- [Material supplied]
┌────────

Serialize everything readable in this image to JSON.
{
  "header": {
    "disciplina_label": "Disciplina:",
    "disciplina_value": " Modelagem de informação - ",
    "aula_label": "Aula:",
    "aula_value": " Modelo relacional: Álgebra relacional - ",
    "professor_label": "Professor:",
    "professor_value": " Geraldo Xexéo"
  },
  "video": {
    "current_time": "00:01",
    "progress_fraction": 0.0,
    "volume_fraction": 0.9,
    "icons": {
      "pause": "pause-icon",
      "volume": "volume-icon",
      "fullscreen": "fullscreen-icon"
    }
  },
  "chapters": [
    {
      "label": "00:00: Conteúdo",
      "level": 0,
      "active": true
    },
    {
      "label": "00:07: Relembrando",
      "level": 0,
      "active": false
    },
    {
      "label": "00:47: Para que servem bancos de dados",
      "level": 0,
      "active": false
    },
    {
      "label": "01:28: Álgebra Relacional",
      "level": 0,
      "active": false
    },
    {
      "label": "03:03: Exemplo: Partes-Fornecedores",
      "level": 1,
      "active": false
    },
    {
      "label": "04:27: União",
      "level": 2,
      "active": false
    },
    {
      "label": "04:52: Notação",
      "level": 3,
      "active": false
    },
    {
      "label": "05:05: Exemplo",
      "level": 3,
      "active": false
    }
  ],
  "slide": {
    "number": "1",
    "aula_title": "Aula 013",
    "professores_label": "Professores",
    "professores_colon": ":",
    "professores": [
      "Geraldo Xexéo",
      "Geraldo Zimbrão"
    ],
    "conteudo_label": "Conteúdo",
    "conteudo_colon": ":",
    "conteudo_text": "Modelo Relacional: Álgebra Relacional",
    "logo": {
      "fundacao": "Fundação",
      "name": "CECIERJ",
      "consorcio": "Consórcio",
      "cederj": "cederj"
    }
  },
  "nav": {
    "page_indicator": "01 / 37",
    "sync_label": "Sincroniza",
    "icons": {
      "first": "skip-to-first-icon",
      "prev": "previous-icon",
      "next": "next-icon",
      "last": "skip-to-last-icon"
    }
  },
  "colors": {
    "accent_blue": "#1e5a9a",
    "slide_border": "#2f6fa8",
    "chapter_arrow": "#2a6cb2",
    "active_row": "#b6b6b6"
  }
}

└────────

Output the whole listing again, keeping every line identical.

- [Solution to the exercise]
Serialize everything readable in this image to JSON.
{
  "header": {
    "disciplina_label": "Disciplina:",
    "disciplina_value": " Modelagem de informação - ",
    "aula_label": "Aula:",
    "aula_value": " Modelo relacional: Álgebra relacional - ",
    "professor_label": "Professor:",
    "professor_value": " Geraldo Xexéo"
  },
  "video": {
    "current_time": "00:01",
    "progress_fraction": 0.0,
    "volume_fraction": 0.9,
    "icons": {
      "pause": "pause-icon",
      "volume": "volume-icon",
      "fullscreen": "fullscreen-icon"
    }
  },
  "chapters": [
    {
      "label": "00:00: Conteúdo",
      "level": 0,
      "active": true
    },
    {
      "label": "00:07: Relembrando",
      "level": 0,
      "active": false
    },
    {
      "label": "00:47: Para que servem bancos de dados",
      "level": 0,
      "active": false
    },
    {
      "label": "01:28: Álgebra Relacional",
      "level": 0,
      "active": false
    },
    {
      "label": "03:03: Exemplo: Partes-Fornecedores",
      "level": 1,
      "active": false
    },
    {
      "label": "04:27: União",
      "level": 2,
      "active": false
    },
    {
      "label": "04:52: Notação",
      "level": 3,
      "active": false
    },
    {
      "label": "05:05: Exemplo",
      "level": 3,
      "active": false
    }
  ],
  "slide": {
    "number": "1",
    "aula_title": "Aula 013",
    "professores_label": "Professores",
    "professores_colon": ":",
    "professores": [
      "Geraldo Xexéo",
      "Geraldo Zimbrão"
    ],
    "conteudo_label": "Conteúdo",
    "conteudo_colon": ":",
    "conteudo_text": "Modelo Relacional: Álgebra Relacional",
    "logo": {
      "fundacao": "Fundação",
      "name": "CECIERJ",
      "consorcio": "Consórcio",
      "cederj": "cederj"
    }
  },
  "nav": {
    "page_indicator": "01 / 37",
    "sync_label": "Sincroniza",
    "icons": {
      "first": "skip-to-first-icon",
      "prev": "previous-icon",
      "next": "next-icon",
      "last": "skip-to-last-icon"
    }
  },
  "colors": {
    "accent_blue": "#1e5a9a",
    "slide_border": "#2f6fa8",
    "chapter_arrow": "#2a6cb2",
    "active_row": "#b6b6b6"
  }
}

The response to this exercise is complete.